Using capital letters

Capital letters should always be used for proper nouns, at the beginning of sentences and in acronyms. As capital letters are more difficult to read, do not use them in any other context.

Proper nouns

Use capital letters for proper nouns, which are names that refer to a specific thing.

1991 Census
World Health Organization
National Statistics
Ministry for Health
Population (Statistics) Act 1938
Inner London
Output Area
Small Area

Headings, titles and subtitles

All titles, subtitles, headings and subheadings should be written in sentence case. Only the following words should be capitalised:

  • the first word of the title or subtitle
  • the first word of the section heading or subheading
  • proper nouns, such as the names of countries, months, specific statistical time periods (for example, Quarter 1 (Jan to Mar) 2021), organisations, and specific surveys and indices
  • nouns when they are followed by numbers or letters, for example, Table 1, Figure A

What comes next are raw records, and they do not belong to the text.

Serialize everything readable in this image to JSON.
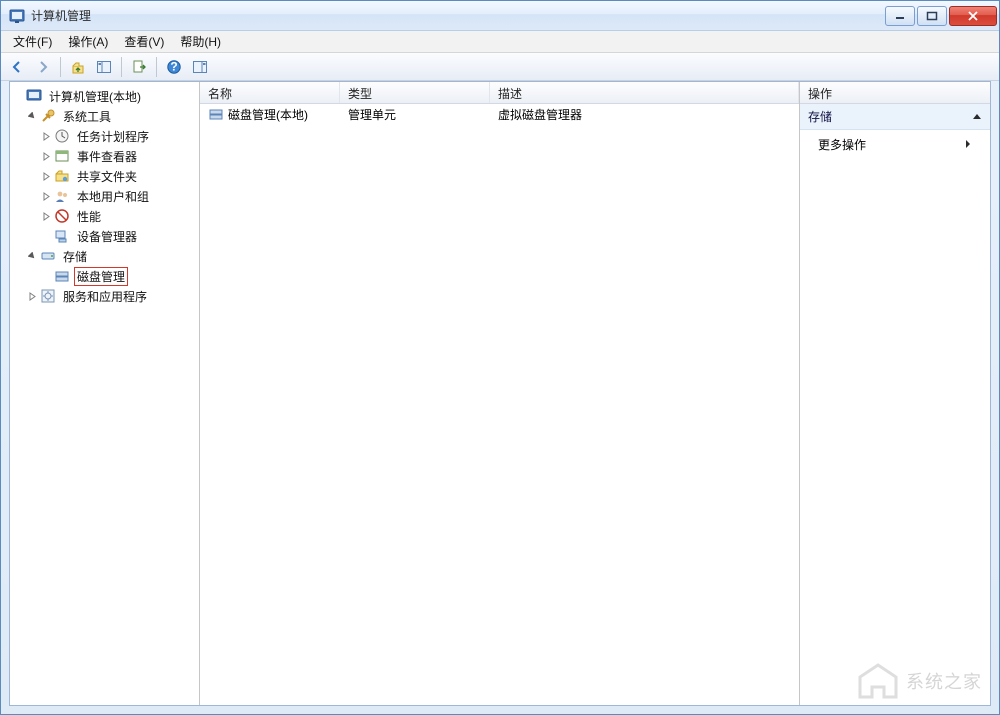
{
  "window": {
    "title": "计算机管理"
  },
  "menu": {
    "file": "文件(F)",
    "action": "操作(A)",
    "view": "查看(V)",
    "help": "帮助(H)"
  },
  "tree": {
    "root": "计算机管理(本地)",
    "system_tools": "系统工具",
    "task_scheduler": "任务计划程序",
    "event_viewer": "事件查看器",
    "shared_folders": "共享文件夹",
    "local_users_groups": "本地用户和组",
    "performance": "性能",
    "device_manager": "设备管理器",
    "storage": "存储",
    "disk_management": "磁盘管理",
    "services_apps": "服务和应用程序"
  },
  "list": {
    "columns": {
      "name": "名称",
      "type": "类型",
      "desc": "描述"
    },
    "rows": [
      {
        "name": "磁盘管理(本地)",
        "type": "管理单元",
        "desc": "虚拟磁盘管理器"
      }
    ]
  },
  "actions": {
    "title": "操作",
    "section": "存储",
    "more": "更多操作"
  },
  "watermark": {
    "text": "系统之家"
  }
}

Labour market overview, UK: March 2020
Child and infant mortality in England and Wales: 2019
UK House Price Index: December 2020
Figure 1: In 2018, renewable generation was 11 times greater than in 2003

Compass directions and regions

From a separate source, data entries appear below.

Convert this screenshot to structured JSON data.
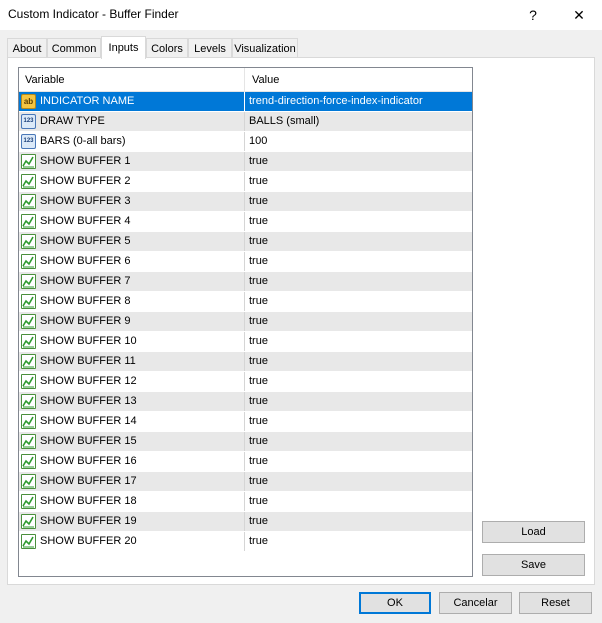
{
  "window": {
    "title": "Custom Indicator - Buffer Finder",
    "help_glyph": "?",
    "close_glyph": "✕"
  },
  "tabs": [
    {
      "label": "About"
    },
    {
      "label": "Common"
    },
    {
      "label": "Inputs",
      "active": true
    },
    {
      "label": "Colors"
    },
    {
      "label": "Levels"
    },
    {
      "label": "Visualization"
    }
  ],
  "grid": {
    "col_variable": "Variable",
    "col_value": "Value",
    "rows": [
      {
        "icon": "string-ab-icon",
        "name": "INDICATOR NAME",
        "value": "trend-direction-force-index-indicator",
        "selected": true
      },
      {
        "icon": "integer-123-icon",
        "name": "DRAW TYPE",
        "value": "BALLS (small)"
      },
      {
        "icon": "integer-123-icon",
        "name": "BARS (0-all bars)",
        "value": "100"
      },
      {
        "icon": "bool-chart-icon",
        "name": "SHOW BUFFER 1",
        "value": "true"
      },
      {
        "icon": "bool-chart-icon",
        "name": "SHOW BUFFER 2",
        "value": "true"
      },
      {
        "icon": "bool-chart-icon",
        "name": "SHOW BUFFER 3",
        "value": "true"
      },
      {
        "icon": "bool-chart-icon",
        "name": "SHOW BUFFER 4",
        "value": "true"
      },
      {
        "icon": "bool-chart-icon",
        "name": "SHOW BUFFER 5",
        "value": "true"
      },
      {
        "icon": "bool-chart-icon",
        "name": "SHOW BUFFER 6",
        "value": "true"
      },
      {
        "icon": "bool-chart-icon",
        "name": "SHOW BUFFER 7",
        "value": "true"
      },
      {
        "icon": "bool-chart-icon",
        "name": "SHOW BUFFER 8",
        "value": "true"
      },
      {
        "icon": "bool-chart-icon",
        "name": "SHOW BUFFER 9",
        "value": "true"
      },
      {
        "icon": "bool-chart-icon",
        "name": "SHOW BUFFER 10",
        "value": "true"
      },
      {
        "icon": "bool-chart-icon",
        "name": "SHOW BUFFER 11",
        "value": "true"
      },
      {
        "icon": "bool-chart-icon",
        "name": "SHOW BUFFER 12",
        "value": "true"
      },
      {
        "icon": "bool-chart-icon",
        "name": "SHOW BUFFER 13",
        "value": "true"
      },
      {
        "icon": "bool-chart-icon",
        "name": "SHOW BUFFER 14",
        "value": "true"
      },
      {
        "icon": "bool-chart-icon",
        "name": "SHOW BUFFER 15",
        "value": "true"
      },
      {
        "icon": "bool-chart-icon",
        "name": "SHOW BUFFER 16",
        "value": "true"
      },
      {
        "icon": "bool-chart-icon",
        "name": "SHOW BUFFER 17",
        "value": "true"
      },
      {
        "icon": "bool-chart-icon",
        "name": "SHOW BUFFER 18",
        "value": "true"
      },
      {
        "icon": "bool-chart-icon",
        "name": "SHOW BUFFER 19",
        "value": "true"
      },
      {
        "icon": "bool-chart-icon",
        "name": "SHOW BUFFER 20",
        "value": "true"
      }
    ]
  },
  "side_buttons": {
    "load": "Load",
    "save": "Save"
  },
  "footer_buttons": {
    "ok": "OK",
    "cancel": "Cancelar",
    "reset": "Reset"
  },
  "colors": {
    "selection": "#0078d7",
    "row_alt": "#e8e8e8"
  }
}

Compass directions and regions are always lower case.

the south-east (direction)
the north (region)
western counties(direction)


East End
West End (London)
Middle East
Central America, North America, South America


Use title case for publication titles.

Psychology Today

People and jobs

Job titles should be lower case, except when attributed to a person.

managing director
chief executive
prime minister
Sir Ian Diamond, National Statistician
Prime Minister Liz Truss

Capital letters are always used for The King.

Lower case

Begin the following words and phrases with a lower case letter:

the census information
member state, accession state
section (when referring to an Act)
spring, summer, autumn, winter
local authority, health authority, unitary authority, ward, clinical commissioning groups